Les Wexner, Founder/CEO, L Brands
In 1963, Les founded L Brands with one store in the Kingsdale Shopping Center in Columbus, Ohio — The Limited — with sales of $160,000 the first year. In the years that followed, he expanded his business portfolio through both invention and acquisition, becoming a dominant U.S. retailer with numerous powerful brands and brand extensions. Under Les' leadership, L Brands has evolved from an apparel-based specialty retailer to an approximately $12 billion segment leader with more than 80,000 associates focused on lingerie, beauty and personal care product categories that make customers feel sexy, sophisticated and forever young.

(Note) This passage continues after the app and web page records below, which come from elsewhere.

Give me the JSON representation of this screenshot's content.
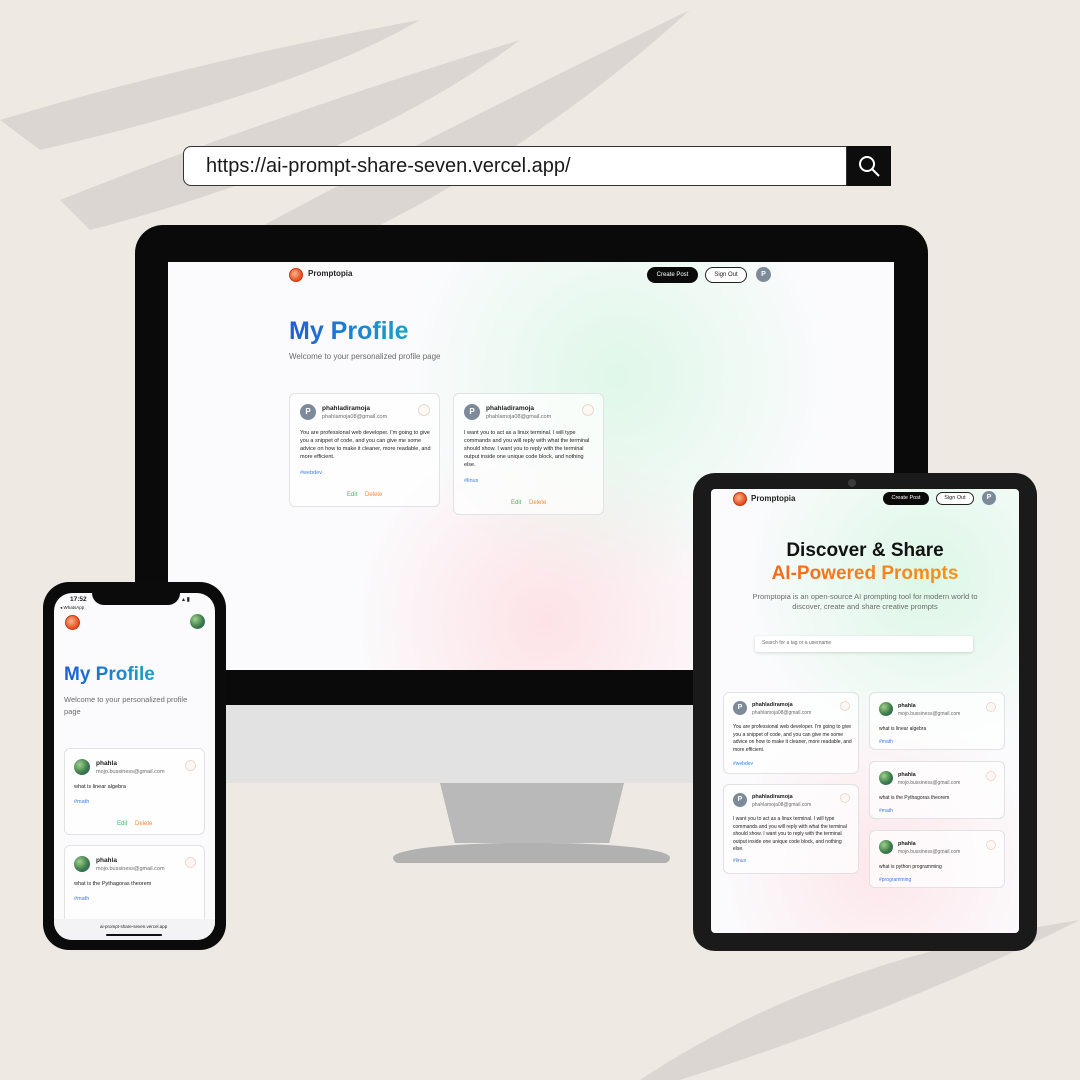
{
  "url_bar": {
    "url": "https://ai-prompt-share-seven.vercel.app/",
    "search_icon": "search-icon"
  },
  "app": {
    "brand": "Promptopia",
    "create_post": "Create Post",
    "sign_out": "Sign Out",
    "avatar_initial": "P"
  },
  "desktop": {
    "title": "My Profile",
    "subtitle": "Welcome to your personalized profile page",
    "cards": [
      {
        "avatar": "P",
        "username": "phahladiramoja",
        "email": "phahlamoja08@gmail.com",
        "body": "You are professional web developer. I'm going to give you a snippet of code, and you can give me some advice on how to make it cleaner, more readable, and more efficient.",
        "tag": "#webdev",
        "edit": "Edit",
        "delete": "Delete"
      },
      {
        "avatar": "P",
        "username": "phahladiramoja",
        "email": "phahlamoja08@gmail.com",
        "body": "I want you to act as a linux terminal. I will type commands and you will reply with what the terminal should show. I want you to reply with the terminal output inside one unique code block, and nothing else.",
        "tag": "#linux",
        "edit": "Edit",
        "delete": "Delete"
      }
    ]
  },
  "phone": {
    "time": "17:52",
    "back_app": "◂ WhatsApp",
    "title": "My Profile",
    "subtitle": "Welcome to your personalized profile page",
    "cards": [
      {
        "username": "phahla",
        "email": "mojo.bussiness@gmail.com",
        "body": "what is linear algebra",
        "tag": "#math",
        "edit": "Edit",
        "delete": "Delete"
      },
      {
        "username": "phahla",
        "email": "mojo.bussiness@gmail.com",
        "body": "what is the Pythagoras theorem",
        "tag": "#math"
      }
    ],
    "address": "ai-prompt-share-seven.vercel.app"
  },
  "tablet": {
    "hero_line1": "Discover & Share",
    "hero_line2": "AI-Powered Prompts",
    "description": "Promptopia is an open-source AI prompting tool for modern world to discover, create and share creative prompts",
    "search_placeholder": "Search for a tag or a username",
    "left_cards": [
      {
        "avatar": "P",
        "username": "phahladiramoja",
        "email": "phahlamoja08@gmail.com",
        "body": "You are professional web developer. I'm going to give you a snippet of code, and you can give me some advice on how to make it cleaner, more readable, and more efficient.",
        "tag": "#webdev"
      },
      {
        "avatar": "P",
        "username": "phahladiramoja",
        "email": "phahlamoja08@gmail.com",
        "body": "I want you to act as a linux terminal. I will type commands and you will reply with what the terminal should show. I want you to reply with the terminal output inside one unique code block, and nothing else.",
        "tag": "#linux"
      }
    ],
    "right_cards": [
      {
        "username": "phahla",
        "email": "mojo.bussiness@gmail.com",
        "body": "what is linear algebra",
        "tag": "#math"
      },
      {
        "username": "phahla",
        "email": "mojo.bussiness@gmail.com",
        "body": "what is the Pythagoras theorem",
        "tag": "#math"
      },
      {
        "username": "phahla",
        "email": "mojo.bussiness@gmail.com",
        "body": "what is python programming",
        "tag": "#programming"
      }
    ]
  }
}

Throughout his career, Les has been committed to making a difference in the community and is one of the industry’s most generous philanthropists. In 2010, Les and his family, in conjunction with L Brands Foundation, made a historic $100 million commitment to OSU to benefit the OSU Medical Center (renamed in February 2012 the Wexner Medical Center at The Ohio State University), The Arthur G. James Cancer Hospital and Richard J. Solove Research Institute and the Wexner Center for the Arts as well as select other university initiatives. Aside from his passion for OSU, Les' other philanthropic interests include the Wexner Institute for Pediatric Research at Nationwide Children's Hospital in Columbus; the Martin Luther King Center for the Performing Arts and the Wexner Heritage Village, both in Columbus. He is a generous supporter of the United Way and was awarded the Woodrow Wilson Award for Corporate Citizenship for his commitment to the public good.
Brad Power, founder, CXcelerator; blogger, Harvard Business Review
Brad Power has consulted and conducted research on process innovation and business transformation for over 35 years. He works with companies that must make faster changes to their products, services, and systems to compete with startups and leading software companies, creating organizations that are built to innovate. From his early days at CSC Index and with Michael Hammer in the 1990s to his more recent experience at the Lean Enterprise Institute, he has had a passion for developing continuous innovation as a key capability, embedded in the corporate culture.
In his recent consulting he has worked with organizations to define and launch "journeys" to improve the way they do their work for customers and run experiments that build capabilities and learning. For the last five years he's been focused on reengineering the process of innovation for speed, building on work with the Lean Enterprise Institute, Hammer and Company, and FCB Partners. You can see some of his research insights in his articles for The Harvard Business Review and Forbes at bradfordpower.tumblr.com. He has advised clients across industries, with a focus on healthcare, financial services, and travel.
Chris Caplice, Executive Director, Center for Transportation and Logistics
Massachusetts Institute of Technology
Dr. Caplice is the Executive Director of the Center for Transportation & Logistics (CTL) at the Massachusetts Institute of Technology. In this role, he is responsible for the planning and management of the research, education, and corporate outreach programs for the center to include the Supply Chain Exchange and the Master of Engineering in Logistics (MLOG) graduate program. He is also the founder of the MIT FreightLab – a research initiative that focuses on improving the way freight transportation is designed, procured, and managed. His primary research is in the design, procurement, and management of freight transportation systems to include combinatorial auctions, robust planning, and performance metrics. He has presented and published in numerous business and academic conferences and journals.
Prior to joining MIT, Dr. Caplice held senior management positions in supply chain consulting, product development, and professional services at several companies to include Logistics.com, SABRE, and PTCG. He is also the Chief Scientist for Chainalytics, the leading analytical supply chain consulting firm. In this role, he pioneered and leads the Chainalytics Model Based Benchmarking Consortium (MBBC).